A BMC is an extra embedded computer on your server motherboard (as opposed to the extra CPU that's embedded in your CPU or chipset). As separate computers running a separate operating system, BMCs keep time independently from your server's time (the host time, reusing terminology from virtualization), and this time is visible in places like the IPMI event log (as well as just asking what time the BMC has via IPMI). I've been tracking the reported BMC time against the server's own view of time on our servers for a while, and recently I summarized the results of that on Twitter:
Having tracked how much an IPMI's idea of time drifts across our modest fleet for a while, well, we're now resetting the IPMI time once a day.
The BMC time drift we're seeing isn't terrible, but it's enough to add up significantly if left uncorrected for very long, especially on some of our servers. It's possible that some servers see comparable clock drift numbers (as estimated by summing ntpdate time adjustments), but server clocks are much more easily kept correct through NTP and other mechanisms.
(It also looks like many of our servers have clocks that clearly drift less than their BMCs.)
In an ideal world, we would have all of our BMCs synchronize their clocks via NTP. In this world, not all of our servers have BMCs with dedicated network ports (only our most recent Dell 1U servers do), and on top of that not all vendors include NTP as a free feature on all of their BMCs. Charging licensing costs for some features is a good way to insure that we don't use them, unless the licensing cost is trivial (which, spoiler, it hasn't been when we asked, although we usually ask for the KVM over IP licensing cost).
In theory our BMC clock drift probably doesn't matter very much. Our servers almost never put anything into their IPMI event logs and we almost never look at them. But having started looking at this (and putting the data in our Prometheus metrics server), I couldn't just let it go. There's probably a lesson here, one related to turning over rocks.
(Server clock drift does matter for all sorts of reasons, including that we want all of our servers to agree on the time.
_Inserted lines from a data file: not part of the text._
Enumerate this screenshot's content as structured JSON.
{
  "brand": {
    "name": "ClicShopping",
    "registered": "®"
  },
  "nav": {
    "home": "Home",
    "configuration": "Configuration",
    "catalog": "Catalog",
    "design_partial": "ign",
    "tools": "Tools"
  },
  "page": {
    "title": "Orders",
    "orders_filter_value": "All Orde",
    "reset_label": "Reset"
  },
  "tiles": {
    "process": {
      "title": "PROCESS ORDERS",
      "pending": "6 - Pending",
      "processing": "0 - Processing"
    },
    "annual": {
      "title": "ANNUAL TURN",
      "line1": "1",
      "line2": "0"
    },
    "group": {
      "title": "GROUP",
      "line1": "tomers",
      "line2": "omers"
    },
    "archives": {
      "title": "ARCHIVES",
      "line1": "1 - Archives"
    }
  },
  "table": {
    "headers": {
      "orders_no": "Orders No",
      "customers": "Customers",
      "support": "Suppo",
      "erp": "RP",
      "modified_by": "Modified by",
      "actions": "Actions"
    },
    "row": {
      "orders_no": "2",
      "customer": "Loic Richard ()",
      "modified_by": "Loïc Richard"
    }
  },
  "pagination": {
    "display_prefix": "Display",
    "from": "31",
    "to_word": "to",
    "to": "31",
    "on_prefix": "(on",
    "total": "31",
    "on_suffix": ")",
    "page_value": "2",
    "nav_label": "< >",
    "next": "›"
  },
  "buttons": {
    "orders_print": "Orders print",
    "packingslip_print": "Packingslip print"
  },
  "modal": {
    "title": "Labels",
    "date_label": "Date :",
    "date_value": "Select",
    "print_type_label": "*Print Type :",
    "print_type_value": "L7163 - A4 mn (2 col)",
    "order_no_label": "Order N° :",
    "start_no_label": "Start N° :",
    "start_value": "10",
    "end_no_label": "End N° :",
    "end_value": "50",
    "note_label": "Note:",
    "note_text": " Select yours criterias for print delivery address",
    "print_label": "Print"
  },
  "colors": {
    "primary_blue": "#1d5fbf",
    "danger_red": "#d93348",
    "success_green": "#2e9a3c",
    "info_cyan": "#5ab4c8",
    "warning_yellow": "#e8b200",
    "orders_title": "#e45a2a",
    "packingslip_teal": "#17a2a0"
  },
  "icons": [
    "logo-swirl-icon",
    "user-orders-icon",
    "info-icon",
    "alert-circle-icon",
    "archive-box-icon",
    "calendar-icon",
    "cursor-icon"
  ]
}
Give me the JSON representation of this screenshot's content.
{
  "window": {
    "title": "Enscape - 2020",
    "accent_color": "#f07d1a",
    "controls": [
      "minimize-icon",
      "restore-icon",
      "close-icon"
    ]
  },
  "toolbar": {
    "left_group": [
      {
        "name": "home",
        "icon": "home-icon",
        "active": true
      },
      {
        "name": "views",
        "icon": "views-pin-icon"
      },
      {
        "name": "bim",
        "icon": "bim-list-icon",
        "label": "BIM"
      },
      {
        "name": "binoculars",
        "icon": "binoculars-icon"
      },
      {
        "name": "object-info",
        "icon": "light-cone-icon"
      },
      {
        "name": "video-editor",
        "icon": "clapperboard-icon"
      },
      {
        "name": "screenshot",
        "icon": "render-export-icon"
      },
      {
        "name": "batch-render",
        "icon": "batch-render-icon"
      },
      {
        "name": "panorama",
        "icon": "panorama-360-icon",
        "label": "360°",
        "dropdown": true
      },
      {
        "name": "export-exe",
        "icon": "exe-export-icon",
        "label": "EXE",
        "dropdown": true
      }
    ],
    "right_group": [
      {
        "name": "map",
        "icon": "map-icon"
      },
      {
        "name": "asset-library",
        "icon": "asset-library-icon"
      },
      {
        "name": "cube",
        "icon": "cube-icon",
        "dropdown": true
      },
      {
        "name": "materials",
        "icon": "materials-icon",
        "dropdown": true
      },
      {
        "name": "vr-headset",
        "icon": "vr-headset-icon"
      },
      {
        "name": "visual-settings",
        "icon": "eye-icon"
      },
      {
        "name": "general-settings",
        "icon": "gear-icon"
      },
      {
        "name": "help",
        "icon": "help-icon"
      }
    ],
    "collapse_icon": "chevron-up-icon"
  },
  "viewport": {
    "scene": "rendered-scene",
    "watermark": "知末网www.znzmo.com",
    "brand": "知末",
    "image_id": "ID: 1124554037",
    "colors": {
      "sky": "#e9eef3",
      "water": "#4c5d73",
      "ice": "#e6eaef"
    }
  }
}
I'm not sure that estimating server clock drift from the sum of ntpdate time adjustments is all that accurate, but it's the data source I have available.)